EXERCISE AIM –
Return all lines in the data where the string "Free" can be found.

• • •

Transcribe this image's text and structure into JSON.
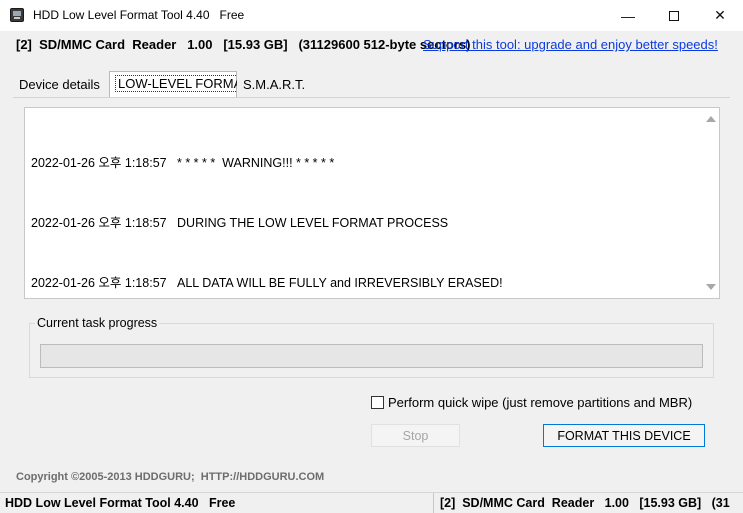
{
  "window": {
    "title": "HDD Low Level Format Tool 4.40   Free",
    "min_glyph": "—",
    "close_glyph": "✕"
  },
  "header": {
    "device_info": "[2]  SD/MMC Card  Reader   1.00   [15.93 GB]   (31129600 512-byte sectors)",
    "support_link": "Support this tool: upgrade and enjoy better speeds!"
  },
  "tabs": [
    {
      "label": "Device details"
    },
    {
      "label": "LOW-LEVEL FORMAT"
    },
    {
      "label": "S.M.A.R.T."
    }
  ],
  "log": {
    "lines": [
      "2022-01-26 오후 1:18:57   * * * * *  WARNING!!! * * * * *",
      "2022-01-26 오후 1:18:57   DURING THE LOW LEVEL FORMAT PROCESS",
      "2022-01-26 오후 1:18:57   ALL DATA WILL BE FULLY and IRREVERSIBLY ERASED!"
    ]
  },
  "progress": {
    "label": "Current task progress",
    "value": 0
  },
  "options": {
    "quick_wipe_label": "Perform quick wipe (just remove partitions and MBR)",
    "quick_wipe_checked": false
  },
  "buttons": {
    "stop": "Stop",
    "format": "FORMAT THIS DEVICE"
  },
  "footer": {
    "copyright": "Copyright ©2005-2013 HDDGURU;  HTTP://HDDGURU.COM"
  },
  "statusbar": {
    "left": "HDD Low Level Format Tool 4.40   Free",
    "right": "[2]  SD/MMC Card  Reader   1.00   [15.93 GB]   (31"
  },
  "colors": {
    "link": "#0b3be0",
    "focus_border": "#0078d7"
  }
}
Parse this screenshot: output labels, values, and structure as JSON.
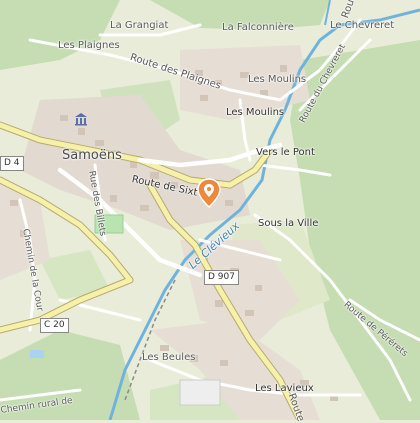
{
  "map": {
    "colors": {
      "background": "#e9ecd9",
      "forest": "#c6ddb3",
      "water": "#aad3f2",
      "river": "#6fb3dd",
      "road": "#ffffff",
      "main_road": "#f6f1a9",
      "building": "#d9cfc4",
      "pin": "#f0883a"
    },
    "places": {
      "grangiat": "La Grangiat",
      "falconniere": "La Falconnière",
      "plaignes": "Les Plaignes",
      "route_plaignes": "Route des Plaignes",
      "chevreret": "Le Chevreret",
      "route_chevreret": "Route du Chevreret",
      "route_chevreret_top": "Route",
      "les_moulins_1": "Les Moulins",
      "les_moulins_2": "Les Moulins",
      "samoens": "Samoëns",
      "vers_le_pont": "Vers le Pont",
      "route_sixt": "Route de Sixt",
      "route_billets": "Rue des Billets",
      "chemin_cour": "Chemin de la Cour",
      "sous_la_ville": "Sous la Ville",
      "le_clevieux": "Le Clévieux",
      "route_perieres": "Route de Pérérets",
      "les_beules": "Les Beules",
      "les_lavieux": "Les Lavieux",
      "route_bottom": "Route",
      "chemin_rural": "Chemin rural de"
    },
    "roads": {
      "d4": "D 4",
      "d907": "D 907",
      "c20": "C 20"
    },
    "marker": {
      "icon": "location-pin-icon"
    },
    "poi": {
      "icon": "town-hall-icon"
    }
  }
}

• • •

RESPONSE AREA –
    "title": "HDD Low Level Format Tool 4.40   Free",
    "left": "HDD Low Level Format Tool 4.40   Free",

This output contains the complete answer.